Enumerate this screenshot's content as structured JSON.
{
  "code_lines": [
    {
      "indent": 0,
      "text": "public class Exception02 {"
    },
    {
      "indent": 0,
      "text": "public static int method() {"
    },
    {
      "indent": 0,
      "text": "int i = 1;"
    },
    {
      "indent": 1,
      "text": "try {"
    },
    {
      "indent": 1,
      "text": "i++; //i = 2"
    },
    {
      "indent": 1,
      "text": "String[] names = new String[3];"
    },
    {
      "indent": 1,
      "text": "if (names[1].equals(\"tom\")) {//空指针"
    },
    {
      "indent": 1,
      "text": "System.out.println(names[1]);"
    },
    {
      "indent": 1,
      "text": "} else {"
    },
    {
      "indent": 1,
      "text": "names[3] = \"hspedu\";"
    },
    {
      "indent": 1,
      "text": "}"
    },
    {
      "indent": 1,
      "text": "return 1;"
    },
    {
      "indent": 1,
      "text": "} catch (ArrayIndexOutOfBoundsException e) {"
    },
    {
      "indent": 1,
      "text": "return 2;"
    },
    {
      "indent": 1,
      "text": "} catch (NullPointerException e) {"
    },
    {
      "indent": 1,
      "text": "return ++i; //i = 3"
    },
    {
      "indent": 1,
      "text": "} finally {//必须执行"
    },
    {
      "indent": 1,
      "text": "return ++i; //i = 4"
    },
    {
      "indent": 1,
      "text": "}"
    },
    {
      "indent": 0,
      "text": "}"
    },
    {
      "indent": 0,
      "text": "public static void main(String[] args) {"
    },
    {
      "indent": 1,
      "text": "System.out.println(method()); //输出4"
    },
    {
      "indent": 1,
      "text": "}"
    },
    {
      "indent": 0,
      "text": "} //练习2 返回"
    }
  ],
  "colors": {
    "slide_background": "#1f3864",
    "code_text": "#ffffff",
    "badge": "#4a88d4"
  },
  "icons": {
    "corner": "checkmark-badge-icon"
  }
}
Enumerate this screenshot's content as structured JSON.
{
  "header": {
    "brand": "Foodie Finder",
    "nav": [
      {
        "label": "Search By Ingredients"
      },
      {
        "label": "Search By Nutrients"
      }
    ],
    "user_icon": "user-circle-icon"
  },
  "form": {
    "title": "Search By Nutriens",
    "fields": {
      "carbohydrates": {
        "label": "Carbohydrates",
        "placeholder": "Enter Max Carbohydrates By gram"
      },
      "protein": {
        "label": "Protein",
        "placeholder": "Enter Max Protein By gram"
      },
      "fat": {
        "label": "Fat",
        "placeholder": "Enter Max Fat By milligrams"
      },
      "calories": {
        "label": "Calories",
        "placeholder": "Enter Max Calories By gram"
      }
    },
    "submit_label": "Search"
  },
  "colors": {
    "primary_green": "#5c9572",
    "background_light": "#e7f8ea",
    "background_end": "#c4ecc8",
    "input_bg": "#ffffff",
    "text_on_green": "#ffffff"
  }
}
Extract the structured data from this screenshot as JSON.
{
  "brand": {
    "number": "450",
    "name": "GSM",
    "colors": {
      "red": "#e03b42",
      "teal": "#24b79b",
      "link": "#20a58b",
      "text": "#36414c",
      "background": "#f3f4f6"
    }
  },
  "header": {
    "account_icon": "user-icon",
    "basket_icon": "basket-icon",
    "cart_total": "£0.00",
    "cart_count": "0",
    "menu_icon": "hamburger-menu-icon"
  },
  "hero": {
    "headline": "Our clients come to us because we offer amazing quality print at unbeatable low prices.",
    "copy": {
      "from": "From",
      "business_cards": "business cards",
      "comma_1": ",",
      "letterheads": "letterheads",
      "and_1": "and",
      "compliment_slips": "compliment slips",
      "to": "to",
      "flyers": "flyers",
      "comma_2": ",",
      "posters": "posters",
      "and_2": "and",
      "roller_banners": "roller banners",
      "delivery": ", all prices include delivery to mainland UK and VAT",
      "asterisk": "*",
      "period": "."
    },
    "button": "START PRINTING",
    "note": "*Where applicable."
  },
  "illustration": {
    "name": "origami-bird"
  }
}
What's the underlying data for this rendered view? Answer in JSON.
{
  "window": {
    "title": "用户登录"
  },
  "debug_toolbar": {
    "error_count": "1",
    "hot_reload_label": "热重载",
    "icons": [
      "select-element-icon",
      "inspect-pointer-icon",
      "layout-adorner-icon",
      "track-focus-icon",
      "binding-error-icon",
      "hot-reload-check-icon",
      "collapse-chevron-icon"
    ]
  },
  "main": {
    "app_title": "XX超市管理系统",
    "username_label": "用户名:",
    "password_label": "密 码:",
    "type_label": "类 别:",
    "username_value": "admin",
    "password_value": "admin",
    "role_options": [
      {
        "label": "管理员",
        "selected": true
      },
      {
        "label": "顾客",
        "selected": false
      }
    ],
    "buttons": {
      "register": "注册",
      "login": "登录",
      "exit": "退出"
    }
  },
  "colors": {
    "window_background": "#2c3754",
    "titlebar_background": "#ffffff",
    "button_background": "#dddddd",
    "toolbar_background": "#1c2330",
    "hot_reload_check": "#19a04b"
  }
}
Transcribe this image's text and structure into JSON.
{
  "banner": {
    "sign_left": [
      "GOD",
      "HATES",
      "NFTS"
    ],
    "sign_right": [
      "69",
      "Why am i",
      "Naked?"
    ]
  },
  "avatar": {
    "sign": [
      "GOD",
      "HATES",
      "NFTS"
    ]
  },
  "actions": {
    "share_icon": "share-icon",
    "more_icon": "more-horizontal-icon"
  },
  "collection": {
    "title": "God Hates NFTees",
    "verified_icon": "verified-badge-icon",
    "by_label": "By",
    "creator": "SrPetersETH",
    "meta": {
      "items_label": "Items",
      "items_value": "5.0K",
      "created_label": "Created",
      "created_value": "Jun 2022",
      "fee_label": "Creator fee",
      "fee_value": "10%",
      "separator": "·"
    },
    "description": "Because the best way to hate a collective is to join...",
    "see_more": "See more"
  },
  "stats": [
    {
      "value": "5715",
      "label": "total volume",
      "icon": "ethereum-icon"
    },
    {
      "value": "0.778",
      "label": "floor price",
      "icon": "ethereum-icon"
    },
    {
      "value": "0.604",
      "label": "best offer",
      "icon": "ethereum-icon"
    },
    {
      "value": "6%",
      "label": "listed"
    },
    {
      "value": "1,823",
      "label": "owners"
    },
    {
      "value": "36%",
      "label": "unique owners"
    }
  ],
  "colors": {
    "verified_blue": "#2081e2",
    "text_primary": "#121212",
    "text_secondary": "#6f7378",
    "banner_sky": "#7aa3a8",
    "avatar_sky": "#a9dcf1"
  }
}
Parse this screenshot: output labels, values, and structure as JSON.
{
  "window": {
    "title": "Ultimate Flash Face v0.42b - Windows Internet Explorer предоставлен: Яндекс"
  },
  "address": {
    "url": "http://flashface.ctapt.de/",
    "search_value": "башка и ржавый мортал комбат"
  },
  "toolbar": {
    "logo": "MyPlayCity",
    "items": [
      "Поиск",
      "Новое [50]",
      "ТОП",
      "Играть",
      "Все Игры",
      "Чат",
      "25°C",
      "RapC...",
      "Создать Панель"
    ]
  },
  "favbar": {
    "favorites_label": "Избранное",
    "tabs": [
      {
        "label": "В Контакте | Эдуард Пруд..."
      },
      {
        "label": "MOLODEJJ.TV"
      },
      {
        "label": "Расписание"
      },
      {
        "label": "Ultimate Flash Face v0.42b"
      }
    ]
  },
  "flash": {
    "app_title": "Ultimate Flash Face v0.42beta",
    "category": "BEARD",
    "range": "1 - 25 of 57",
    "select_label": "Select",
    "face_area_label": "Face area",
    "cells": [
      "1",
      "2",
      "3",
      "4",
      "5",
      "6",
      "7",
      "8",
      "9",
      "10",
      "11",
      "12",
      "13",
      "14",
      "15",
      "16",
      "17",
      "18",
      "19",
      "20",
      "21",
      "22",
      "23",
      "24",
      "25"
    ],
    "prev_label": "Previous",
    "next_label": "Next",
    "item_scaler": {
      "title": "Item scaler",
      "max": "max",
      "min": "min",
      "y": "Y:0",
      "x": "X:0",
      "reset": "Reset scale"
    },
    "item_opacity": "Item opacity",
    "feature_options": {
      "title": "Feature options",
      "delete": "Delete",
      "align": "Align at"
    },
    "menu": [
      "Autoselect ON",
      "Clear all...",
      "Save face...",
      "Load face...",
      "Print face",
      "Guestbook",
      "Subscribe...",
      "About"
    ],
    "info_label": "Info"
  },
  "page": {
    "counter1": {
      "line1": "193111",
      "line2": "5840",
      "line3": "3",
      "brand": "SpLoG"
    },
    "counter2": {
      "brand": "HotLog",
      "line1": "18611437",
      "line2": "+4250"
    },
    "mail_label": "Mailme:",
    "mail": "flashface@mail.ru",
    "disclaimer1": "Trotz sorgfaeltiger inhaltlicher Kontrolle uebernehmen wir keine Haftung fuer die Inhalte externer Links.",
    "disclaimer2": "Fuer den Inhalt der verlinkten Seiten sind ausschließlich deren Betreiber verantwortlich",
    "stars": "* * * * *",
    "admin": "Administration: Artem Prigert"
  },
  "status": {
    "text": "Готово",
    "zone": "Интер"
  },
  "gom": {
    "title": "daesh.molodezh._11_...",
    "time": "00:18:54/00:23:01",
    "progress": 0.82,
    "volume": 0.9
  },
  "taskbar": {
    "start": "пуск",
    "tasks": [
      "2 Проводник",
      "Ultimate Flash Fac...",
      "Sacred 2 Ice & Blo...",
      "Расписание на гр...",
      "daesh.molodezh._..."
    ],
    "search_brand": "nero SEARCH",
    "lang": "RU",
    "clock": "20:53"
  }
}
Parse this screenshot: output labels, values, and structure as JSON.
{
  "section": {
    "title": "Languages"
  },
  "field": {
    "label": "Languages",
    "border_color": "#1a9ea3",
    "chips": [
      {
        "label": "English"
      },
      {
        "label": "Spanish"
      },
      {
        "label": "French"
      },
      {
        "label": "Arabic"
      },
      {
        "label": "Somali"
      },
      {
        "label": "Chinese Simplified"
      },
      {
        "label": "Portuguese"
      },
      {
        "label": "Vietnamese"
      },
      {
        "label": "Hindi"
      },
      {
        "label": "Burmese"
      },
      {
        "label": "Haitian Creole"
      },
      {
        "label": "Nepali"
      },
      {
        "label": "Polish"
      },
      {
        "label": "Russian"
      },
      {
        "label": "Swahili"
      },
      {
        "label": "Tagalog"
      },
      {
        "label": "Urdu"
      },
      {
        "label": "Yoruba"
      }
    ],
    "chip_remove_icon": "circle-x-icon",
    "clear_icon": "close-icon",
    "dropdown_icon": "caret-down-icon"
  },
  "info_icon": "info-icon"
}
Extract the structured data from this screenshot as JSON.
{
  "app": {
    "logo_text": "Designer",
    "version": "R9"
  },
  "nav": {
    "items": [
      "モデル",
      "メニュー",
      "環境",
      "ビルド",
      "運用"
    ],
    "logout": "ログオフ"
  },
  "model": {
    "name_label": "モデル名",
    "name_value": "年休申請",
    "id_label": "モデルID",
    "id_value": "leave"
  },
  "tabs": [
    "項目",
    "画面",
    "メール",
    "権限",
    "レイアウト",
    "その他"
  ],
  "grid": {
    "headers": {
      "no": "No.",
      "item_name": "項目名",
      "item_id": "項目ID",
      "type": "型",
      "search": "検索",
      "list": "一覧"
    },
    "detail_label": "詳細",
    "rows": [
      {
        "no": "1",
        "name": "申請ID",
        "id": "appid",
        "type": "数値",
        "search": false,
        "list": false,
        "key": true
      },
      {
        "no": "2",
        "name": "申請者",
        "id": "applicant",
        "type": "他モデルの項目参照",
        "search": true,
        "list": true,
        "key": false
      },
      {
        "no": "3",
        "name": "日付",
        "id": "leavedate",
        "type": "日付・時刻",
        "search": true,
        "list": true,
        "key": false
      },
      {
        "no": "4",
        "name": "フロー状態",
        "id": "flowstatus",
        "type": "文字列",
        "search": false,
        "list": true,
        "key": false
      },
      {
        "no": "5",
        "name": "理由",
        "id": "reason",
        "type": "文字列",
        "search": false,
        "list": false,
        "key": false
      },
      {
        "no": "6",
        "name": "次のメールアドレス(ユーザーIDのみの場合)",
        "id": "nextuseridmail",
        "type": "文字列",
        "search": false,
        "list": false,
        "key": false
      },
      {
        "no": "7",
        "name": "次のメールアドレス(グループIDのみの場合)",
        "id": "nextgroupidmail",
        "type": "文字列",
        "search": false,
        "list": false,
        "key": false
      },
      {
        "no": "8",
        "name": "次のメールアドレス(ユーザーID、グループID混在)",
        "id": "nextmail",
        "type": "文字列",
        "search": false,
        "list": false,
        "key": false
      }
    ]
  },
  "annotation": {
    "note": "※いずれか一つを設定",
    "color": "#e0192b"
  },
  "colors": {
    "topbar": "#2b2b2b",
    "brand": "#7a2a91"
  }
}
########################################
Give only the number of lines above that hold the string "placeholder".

4